Vosmaer 1868: C. Vosmaer, Rembrandt Harmensz. Van Rijn, sa vie at ses oeuvres, Le Haye 1868, p. 508 Dutuit 1881-85: E. Dutuit, L'Oeuvre Complet de Rembrandt, Paris 1881-85, vol. III, p. 50, no. 141 Bode 1883: W. Bode, Studien zur Geschichte der holländischen Malerei, Braunschweig 1883, pp. 411, 576, no. 131 Wurzbach 1886: A. von Wurzbach, Rembrandt Galerie, Stuttgart 1886, no. 26 Michel 1893: E. Michel, Rembrandt. Sa vie, son oeuvre et son temps, Paris 1893, pp. 215, 560 Moes 1897-1905: Ernst Wilhelm Moes, Iconographia Batava, 2 vols., Amsterdam 1897-1905, no. 6693, p. 33 Bode & Hofstede de Groot 1898: W. Bode and C. Hofstede de Groot, Rembrandt, Paris 1898 - 1900, vol. III, 1899, no.168 Hofstede de Groot 1907-28: C. Hofstede de Groot, A Catalogue Raisonné of the Most Eminent Dutch Painters of the Seventeenth Century, 8 vols., London 1907-28, vol. VI, 1916, pp. 285-6, no. 584 Valentier 1908: W. R. Valentier, Rembrandt des Meisters Gemälde, Berlin 1908, p. 150, no. 174 Bredius 1935: A. Bredius, Rembrandt Gemälde, Vienna 1935, no. 25 Gerson 1968: H. Gerson, Rembrandt Paintings, London 1968, no. 171 Lecaldano 1969: P. Lecaldano, The Complete Paintings of Rembrandt, London 1969, p. 103, no. 164 Wright 1982: Christopher Wright, Rembrandt Self-Portraits, London 1982, no. 24, p. 41, pl. 51 Tümpel 1986: Christian Tümpel, Rembrandt in Selstzeugnissen und Bilddokumenten, Amsterdam 1986, no. A 64 Bruyn 1989: Josua Bruyn (ed.), A Corpus of Rembrandt Paintings, 1635 - 1642, Rembrandt Research Project, volume III, Dordrecht, Boston, and London 1989, no. C 92 Slatkes 1992: L. J. Slatkes, Rembrandt, Catalogo Completo dei Dipinti, Florence 1992, p. 378, no. 251 Duffy-Zebellos & Fletcher 2005: Lisa Duffy-Zebellos and Sharon Fletcher, 'Three Questioned Rembrandts re-enter the Canon: More to Come', International Foundation for Art Research (IFAR) Journal, vol. 15, no. 2, 2014, pp. 32-39 Wetering 2005: Ernst van de Wetering (ed.), A Corpus of Rembrandt Paintings, Self-portraits, Rembrandt Research Project, vol.
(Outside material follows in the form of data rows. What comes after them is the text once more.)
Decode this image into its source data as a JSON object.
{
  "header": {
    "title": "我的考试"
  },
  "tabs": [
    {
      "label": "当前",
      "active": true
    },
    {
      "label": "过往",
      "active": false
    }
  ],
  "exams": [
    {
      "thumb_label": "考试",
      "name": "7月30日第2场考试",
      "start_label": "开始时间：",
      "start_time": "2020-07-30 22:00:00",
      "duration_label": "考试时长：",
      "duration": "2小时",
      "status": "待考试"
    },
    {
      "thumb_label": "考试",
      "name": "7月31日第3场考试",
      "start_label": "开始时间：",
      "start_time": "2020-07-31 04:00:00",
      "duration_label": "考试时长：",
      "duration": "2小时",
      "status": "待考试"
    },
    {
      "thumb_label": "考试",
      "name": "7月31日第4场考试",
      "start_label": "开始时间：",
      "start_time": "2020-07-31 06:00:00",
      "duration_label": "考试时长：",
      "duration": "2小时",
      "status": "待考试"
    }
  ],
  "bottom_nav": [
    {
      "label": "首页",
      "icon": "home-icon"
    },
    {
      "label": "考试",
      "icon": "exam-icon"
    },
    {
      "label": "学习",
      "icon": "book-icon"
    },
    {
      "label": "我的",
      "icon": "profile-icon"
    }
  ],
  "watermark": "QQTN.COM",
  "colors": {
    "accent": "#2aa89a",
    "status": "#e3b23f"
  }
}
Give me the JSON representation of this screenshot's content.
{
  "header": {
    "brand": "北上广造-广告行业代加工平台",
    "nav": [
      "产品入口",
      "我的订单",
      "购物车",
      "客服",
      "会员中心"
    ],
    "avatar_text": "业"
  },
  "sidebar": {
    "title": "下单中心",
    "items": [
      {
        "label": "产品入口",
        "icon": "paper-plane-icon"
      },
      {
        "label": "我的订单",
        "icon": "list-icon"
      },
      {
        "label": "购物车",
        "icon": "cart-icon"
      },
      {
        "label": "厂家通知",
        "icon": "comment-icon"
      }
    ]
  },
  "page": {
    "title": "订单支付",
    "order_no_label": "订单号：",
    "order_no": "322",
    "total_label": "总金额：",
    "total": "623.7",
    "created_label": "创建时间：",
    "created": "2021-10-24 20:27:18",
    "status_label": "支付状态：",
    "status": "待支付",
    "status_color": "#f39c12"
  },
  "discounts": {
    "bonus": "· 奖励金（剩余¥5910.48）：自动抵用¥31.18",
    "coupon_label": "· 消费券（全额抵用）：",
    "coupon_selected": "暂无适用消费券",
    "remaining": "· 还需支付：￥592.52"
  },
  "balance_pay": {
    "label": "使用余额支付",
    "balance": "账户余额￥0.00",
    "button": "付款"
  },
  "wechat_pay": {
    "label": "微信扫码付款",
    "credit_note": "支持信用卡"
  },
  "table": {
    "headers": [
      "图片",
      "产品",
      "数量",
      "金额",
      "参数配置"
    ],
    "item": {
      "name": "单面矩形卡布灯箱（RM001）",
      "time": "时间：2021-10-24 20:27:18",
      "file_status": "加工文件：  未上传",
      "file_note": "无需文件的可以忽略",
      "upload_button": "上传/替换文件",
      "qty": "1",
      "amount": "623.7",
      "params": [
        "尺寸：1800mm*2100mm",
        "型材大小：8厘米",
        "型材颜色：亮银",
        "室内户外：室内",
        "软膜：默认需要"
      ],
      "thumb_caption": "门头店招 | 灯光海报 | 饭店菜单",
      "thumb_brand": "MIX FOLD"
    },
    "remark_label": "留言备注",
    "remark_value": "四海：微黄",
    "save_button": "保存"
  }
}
IV, Dordrecht, Boston, and London 2005, p. 234 Prized Possessions: Dutch Paintings from National Trust Houses (exh. cat.), Holburne Museum, Bath 25 May - 16 Sep 2018; Mauritshuis, The Hague, 11 Oct 2018 - 6 Jan 2019; Petworth House, West Sussex, 26 Jan - 24 Mar 2019., pp. 154-7, no. 18